Author Archives: Alanna Shaikh
A new Lancet study has been getting a lot of attention in the global health blogosphere. The article looks at maternal mortality in 181 countries, and found good news. Maternal mortality is decreasing steadily; on average the global maternal mortality rates has been falling by 1% a year.
A new paper from The Lancet demonstrates that health assistance doesn’t always increase the amount of money a country’s government spends on health. Instead, health aid causes governments to decrease the amount of money they spend on the health sector. Overall health sector funding goes up but the total amount provided by the recipient goes down. On the assumption that this is a bad thing, the paper makes five recommendations for how to prevent this effect:

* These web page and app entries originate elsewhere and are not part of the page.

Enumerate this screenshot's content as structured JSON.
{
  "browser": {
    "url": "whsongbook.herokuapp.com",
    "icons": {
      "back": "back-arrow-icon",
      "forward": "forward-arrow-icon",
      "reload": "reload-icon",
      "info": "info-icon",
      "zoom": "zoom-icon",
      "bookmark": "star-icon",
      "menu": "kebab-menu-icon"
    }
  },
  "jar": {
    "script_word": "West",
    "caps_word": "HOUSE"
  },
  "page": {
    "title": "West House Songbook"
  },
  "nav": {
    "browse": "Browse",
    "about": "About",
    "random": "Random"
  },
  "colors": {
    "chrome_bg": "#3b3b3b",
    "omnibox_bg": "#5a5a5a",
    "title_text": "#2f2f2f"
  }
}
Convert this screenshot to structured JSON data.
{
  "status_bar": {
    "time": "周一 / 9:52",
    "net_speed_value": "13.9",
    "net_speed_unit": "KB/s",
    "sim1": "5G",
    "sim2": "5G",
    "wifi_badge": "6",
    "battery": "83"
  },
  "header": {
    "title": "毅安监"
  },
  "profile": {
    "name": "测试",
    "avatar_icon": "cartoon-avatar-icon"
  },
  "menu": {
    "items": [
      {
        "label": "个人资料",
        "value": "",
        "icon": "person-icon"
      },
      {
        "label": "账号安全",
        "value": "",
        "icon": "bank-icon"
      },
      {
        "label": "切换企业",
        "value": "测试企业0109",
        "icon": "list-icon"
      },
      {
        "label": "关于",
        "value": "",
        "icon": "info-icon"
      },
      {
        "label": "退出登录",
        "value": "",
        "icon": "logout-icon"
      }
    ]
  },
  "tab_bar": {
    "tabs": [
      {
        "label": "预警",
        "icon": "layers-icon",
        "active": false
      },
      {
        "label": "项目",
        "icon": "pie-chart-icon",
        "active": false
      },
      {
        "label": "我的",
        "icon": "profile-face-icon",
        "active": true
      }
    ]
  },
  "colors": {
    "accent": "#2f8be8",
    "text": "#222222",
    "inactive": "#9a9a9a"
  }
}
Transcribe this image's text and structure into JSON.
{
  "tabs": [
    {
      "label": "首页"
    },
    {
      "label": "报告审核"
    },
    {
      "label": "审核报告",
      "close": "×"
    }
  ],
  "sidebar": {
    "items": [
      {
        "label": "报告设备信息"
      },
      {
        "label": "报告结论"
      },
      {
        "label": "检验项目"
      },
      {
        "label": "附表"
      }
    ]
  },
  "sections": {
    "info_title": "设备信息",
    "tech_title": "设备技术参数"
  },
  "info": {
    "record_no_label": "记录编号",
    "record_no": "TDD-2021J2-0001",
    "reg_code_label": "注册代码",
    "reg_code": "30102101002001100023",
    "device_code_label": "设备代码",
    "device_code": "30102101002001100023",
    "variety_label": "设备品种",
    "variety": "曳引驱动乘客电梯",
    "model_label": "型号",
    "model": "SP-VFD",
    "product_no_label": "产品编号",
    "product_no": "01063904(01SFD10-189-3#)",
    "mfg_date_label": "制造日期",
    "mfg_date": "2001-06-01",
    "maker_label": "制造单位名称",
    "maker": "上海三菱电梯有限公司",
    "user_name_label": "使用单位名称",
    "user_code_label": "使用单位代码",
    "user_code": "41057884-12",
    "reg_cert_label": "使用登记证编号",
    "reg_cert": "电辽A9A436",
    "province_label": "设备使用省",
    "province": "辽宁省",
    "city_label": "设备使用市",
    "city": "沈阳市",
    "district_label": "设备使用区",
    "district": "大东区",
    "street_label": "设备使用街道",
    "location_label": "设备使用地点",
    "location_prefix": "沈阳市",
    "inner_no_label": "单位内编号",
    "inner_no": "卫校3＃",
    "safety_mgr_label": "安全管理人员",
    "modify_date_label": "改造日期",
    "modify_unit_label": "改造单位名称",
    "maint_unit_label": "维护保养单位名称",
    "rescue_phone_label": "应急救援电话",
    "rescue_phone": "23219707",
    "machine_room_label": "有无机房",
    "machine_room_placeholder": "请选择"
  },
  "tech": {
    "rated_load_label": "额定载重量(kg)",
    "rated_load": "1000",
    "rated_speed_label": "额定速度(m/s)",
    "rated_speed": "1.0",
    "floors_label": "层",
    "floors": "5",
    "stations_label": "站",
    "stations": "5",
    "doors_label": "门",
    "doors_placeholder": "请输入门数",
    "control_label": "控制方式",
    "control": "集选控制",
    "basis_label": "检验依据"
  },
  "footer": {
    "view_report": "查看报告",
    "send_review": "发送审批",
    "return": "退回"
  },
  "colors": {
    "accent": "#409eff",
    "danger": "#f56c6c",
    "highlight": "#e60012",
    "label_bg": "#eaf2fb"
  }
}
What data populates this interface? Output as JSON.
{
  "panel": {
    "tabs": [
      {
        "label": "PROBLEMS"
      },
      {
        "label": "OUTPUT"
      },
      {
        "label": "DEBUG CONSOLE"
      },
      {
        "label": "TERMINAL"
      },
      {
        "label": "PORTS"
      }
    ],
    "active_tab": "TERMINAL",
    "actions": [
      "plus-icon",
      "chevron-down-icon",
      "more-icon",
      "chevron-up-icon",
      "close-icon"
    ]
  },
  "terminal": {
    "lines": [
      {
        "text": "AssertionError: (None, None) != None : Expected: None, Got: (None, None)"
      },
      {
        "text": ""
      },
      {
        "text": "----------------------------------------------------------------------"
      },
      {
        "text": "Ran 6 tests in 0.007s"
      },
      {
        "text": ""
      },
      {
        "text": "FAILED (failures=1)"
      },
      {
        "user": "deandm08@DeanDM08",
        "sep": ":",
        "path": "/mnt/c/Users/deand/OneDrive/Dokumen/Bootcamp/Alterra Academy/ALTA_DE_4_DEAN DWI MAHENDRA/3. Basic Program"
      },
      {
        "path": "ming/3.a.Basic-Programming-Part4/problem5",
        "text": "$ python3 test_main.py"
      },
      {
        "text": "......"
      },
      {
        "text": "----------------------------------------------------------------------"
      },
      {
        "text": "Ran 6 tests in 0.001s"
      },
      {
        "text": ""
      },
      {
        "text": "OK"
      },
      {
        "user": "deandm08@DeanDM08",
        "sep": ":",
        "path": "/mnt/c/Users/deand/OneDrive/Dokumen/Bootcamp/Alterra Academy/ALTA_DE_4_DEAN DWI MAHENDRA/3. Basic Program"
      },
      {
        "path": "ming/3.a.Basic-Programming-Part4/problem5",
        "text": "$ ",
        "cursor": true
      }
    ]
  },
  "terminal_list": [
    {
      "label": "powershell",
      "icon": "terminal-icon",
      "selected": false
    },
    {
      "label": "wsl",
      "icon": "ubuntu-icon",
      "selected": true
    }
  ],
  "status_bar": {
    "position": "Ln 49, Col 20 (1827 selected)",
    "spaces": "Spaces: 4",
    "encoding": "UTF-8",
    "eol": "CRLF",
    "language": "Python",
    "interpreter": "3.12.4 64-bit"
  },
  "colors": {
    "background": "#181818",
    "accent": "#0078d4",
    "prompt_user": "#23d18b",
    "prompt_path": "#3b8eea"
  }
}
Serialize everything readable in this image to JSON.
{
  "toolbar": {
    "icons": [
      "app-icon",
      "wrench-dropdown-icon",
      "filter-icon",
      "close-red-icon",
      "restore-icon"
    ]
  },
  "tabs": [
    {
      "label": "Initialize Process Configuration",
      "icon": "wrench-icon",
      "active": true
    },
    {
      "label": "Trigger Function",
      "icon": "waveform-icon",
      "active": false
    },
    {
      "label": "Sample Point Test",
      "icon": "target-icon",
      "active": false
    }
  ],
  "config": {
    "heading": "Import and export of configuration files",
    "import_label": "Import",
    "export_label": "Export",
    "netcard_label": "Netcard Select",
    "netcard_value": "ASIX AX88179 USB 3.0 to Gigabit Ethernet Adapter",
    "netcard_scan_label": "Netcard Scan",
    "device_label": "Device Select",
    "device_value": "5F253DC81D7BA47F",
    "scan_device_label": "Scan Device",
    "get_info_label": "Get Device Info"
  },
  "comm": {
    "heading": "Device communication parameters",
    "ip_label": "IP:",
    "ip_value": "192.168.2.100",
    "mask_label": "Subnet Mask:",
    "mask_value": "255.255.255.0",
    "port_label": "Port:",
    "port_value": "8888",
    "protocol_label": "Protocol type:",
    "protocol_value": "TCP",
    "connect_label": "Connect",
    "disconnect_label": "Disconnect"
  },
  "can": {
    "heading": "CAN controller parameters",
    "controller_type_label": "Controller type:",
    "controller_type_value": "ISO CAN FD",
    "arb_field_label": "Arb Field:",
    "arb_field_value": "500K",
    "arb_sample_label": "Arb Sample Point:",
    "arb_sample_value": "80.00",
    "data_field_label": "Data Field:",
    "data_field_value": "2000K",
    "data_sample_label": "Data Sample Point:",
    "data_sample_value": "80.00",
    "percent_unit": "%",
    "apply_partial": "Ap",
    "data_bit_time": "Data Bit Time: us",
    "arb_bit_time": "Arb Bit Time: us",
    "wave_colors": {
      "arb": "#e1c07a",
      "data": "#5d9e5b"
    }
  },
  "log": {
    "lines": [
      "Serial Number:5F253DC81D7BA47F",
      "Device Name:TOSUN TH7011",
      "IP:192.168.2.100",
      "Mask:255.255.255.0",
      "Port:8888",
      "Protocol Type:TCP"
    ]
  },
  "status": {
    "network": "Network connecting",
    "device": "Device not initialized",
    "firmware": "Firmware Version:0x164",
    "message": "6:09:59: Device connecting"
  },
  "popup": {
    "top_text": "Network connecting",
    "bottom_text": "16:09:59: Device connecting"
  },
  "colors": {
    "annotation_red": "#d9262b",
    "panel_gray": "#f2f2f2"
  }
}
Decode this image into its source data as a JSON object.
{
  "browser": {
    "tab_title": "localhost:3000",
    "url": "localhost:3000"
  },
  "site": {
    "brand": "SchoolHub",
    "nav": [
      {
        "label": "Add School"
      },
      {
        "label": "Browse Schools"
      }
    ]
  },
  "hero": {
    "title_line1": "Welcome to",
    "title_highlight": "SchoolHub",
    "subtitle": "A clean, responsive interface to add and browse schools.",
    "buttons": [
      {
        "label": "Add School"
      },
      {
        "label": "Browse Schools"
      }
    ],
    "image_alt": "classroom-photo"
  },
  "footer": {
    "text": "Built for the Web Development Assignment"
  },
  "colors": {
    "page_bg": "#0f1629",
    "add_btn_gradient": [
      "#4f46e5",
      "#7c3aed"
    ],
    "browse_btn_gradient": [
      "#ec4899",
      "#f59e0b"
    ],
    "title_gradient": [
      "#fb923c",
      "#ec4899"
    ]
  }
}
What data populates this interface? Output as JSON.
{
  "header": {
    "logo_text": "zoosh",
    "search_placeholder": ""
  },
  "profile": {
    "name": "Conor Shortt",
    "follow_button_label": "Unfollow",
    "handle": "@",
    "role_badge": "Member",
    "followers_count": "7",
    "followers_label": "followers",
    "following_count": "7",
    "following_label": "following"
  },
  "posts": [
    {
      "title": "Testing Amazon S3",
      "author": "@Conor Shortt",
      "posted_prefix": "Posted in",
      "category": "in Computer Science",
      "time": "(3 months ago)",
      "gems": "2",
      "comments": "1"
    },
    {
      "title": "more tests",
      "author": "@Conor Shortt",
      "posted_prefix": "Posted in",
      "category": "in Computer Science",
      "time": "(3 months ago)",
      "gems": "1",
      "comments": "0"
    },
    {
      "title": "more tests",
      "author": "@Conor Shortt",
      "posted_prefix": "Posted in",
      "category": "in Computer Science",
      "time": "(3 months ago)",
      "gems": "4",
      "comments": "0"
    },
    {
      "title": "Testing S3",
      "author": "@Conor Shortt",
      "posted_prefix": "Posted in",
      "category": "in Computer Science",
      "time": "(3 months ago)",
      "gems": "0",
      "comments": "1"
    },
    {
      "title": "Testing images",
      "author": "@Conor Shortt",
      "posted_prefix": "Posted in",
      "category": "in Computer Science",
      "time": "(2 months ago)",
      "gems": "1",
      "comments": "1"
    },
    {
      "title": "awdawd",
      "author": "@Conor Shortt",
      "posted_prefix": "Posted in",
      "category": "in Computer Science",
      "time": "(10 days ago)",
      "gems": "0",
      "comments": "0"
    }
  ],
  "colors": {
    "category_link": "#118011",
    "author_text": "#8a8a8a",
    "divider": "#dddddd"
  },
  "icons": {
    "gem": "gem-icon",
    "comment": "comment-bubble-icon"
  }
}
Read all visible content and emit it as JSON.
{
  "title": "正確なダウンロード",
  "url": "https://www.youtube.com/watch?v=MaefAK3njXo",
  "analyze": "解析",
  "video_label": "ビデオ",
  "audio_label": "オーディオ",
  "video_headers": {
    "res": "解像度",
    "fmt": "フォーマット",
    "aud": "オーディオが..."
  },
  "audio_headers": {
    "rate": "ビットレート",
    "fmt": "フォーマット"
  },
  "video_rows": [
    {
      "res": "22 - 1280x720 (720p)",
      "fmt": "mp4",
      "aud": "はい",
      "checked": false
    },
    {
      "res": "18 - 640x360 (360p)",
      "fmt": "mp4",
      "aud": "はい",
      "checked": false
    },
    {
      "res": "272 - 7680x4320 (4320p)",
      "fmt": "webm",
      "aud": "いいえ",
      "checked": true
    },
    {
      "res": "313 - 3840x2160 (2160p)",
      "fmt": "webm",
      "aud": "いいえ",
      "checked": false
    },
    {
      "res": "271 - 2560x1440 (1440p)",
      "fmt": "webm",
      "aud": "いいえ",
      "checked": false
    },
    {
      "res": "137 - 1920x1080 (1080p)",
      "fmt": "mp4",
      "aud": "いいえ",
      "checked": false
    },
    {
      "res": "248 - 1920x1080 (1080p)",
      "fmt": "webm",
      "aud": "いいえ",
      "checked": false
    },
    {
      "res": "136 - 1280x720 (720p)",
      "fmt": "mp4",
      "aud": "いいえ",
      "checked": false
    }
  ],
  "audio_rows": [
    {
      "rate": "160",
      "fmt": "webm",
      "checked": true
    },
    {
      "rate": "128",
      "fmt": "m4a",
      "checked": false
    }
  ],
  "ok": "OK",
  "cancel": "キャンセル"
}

It’s pretty clear that we just saw an attempted coup in Kyrgyzstan. (A coup or a revolution, depending on how you see the opposition’s role in this.) Opposition forces have driven President Bakiev out of Bishkek, and the opposition leader, Roza Otunbayeva, has claimed the presidency.
As I write this, there is an uprising in Kyrgyzstan. I strongly suspect that about 24 hours from now, it will be a revolution. Kyrgyzstan isn’t a country that most people know much about. It’s located in Central Asia, a region that doesn’t get much attention, and it’s one of the smaller, less prosperous Central Asian countries. Kyrgyzstan has about 6 million people and it’s mostly made up of mountains. The economy is based primarily on growing cotton and sending migrant workers to neighboring Kazakhstan.
In the Wall Street Journal today, Peter Berkowitz weighs in on the controversy surrounding French President Nicholas Sarkozy’s call to ban the Muslim face veil. Berkowitz argues that France has unique reasons why it should ban women from wearing the Muslim face veil. He is right that France is in a unique situation. He’s wrong to think it means the country should ban the veil.
In my September 2009 blog post on One Laptop Per Child, I argued that the program had largely failed to meet its expressed purpose of improving education for children in the developing world through the distribution of large numbers of low-cost laptops. I continue to believe that’s the case. OLPC’s grand goal has not, and is unlikely to be, achieved.
SG: The SG met with President Ortega yesterday in Nicaragua where he visited a wind farm and praised the country’s commitment to renewable energy. The SG arrived in Costa Rica today where he is expected to lecture about “Costa Rica and the United Nations: Challenges and Opportunities in the 21st Century”.
Iraq: The SG met with Iraqi Prime Minister al-Maliki in Baghdad today as well as Grand Ayatollah Ali Sistani to review the ongoing security crisis. The SG congratulated Fouad Massoum on his election as Iraq’s new President and remarked that a new government “will strengthen the unity of the country, fight effectively against terrorism and ISIS, as well as uproot the seeds of sectarianism and division.”
SG: The SG met with Israeli President Peres in Jerusalem today to encourage dialogue between Israelis and Palestinians. Speaking to the press with President Peres, he again underlined the need to stop violence and begin dialogue that addresses the root causes of the conflict.
SG: The SG briefed the SC today from Ramallah where he reiterated his message from today’s earlier press conference in Tel Aviv with Israeli Prime Minister Netanyahu to: “Stop fighting. Start talking. And take on the root causes of the conflict.” The SG will continue travelling this week to Jordan and Saudi Arabia.
SG: The SG arrived in Cairo today where he will meet with the Foreign Minister, President el-Sisi and US Secretary of State Kerry to promote the Egypt-initiated ceasefire in the Middle East. Spokesman Dujarric told reporters today that “the overriding messages that [the SG] brings is, first, that the violence must stop, and needs to stop now.”